(Source records)
------------

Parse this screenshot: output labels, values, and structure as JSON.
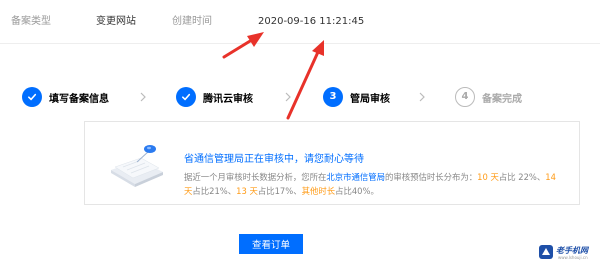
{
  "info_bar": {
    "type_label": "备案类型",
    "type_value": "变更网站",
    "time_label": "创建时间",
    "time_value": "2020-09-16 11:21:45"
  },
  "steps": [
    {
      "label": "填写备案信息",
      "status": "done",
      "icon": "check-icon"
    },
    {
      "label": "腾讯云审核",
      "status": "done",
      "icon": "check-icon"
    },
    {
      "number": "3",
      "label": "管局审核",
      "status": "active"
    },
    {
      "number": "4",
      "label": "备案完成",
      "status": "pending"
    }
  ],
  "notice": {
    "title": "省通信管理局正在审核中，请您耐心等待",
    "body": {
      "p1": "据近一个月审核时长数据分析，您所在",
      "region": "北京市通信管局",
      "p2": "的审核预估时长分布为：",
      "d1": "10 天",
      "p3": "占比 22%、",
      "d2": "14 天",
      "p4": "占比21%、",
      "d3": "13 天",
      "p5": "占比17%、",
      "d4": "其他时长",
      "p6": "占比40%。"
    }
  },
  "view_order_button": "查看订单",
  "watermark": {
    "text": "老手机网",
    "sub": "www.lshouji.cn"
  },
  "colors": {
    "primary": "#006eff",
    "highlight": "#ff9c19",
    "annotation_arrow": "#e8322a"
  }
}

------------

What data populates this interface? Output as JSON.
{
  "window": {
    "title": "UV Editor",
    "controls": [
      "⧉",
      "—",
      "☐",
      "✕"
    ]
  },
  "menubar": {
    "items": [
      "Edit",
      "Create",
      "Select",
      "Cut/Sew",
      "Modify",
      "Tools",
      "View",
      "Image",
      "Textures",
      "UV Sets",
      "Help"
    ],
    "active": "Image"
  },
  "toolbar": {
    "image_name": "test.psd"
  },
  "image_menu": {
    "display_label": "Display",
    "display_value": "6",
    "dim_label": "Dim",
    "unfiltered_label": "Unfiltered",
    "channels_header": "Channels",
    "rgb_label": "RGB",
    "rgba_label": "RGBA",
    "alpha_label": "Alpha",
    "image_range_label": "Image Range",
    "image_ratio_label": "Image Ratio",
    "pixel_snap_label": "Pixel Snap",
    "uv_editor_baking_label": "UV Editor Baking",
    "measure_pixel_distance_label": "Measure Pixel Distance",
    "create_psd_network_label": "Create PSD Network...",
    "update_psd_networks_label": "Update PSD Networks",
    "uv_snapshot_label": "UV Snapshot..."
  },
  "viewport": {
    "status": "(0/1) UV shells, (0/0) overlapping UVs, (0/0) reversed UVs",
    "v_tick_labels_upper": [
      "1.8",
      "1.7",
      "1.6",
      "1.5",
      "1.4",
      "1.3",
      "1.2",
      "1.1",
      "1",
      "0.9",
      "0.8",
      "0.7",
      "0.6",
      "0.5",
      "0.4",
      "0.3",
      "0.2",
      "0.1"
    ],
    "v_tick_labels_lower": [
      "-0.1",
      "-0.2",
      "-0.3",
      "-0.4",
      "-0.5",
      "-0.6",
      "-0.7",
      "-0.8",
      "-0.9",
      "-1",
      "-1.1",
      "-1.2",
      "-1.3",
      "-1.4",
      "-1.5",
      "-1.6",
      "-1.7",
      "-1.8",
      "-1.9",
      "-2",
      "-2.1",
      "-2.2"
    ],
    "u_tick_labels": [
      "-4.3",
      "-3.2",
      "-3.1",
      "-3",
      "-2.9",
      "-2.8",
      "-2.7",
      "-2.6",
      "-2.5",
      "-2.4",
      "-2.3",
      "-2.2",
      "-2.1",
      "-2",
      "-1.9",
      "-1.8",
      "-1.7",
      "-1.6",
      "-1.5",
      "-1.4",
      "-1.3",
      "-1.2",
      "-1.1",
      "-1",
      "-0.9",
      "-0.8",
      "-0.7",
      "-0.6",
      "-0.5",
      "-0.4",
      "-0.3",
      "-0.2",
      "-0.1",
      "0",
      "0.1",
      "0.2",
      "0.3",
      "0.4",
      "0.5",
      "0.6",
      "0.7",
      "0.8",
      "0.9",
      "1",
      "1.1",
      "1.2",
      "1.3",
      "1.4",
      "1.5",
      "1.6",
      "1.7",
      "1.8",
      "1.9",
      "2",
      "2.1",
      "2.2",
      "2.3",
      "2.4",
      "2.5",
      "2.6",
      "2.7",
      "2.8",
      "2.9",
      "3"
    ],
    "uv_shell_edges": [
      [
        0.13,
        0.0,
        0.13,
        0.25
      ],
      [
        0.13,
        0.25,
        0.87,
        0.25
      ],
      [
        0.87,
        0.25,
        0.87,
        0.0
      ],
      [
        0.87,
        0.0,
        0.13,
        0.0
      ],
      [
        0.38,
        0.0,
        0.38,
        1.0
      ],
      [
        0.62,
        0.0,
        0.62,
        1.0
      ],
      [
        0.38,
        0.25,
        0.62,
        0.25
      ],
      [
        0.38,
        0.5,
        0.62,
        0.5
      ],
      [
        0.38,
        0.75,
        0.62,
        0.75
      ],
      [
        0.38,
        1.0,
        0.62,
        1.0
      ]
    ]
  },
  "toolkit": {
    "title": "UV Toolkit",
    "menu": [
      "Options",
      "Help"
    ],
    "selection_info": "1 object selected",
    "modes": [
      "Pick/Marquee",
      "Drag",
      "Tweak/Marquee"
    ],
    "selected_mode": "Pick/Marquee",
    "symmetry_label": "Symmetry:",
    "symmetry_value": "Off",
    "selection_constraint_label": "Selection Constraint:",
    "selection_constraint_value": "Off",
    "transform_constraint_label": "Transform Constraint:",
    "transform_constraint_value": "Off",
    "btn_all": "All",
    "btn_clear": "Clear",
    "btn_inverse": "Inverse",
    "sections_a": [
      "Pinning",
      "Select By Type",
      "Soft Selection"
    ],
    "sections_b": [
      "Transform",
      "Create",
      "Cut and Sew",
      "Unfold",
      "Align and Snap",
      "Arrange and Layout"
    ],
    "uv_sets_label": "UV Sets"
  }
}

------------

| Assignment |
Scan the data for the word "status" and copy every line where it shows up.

| Solution |
      "status": "done",
      "status": "done",
      "status": "active"
      "status": "pending"
    "status": "(0/1) UV shells, (0/0) overlapping UVs, (0/0) reversed UVs",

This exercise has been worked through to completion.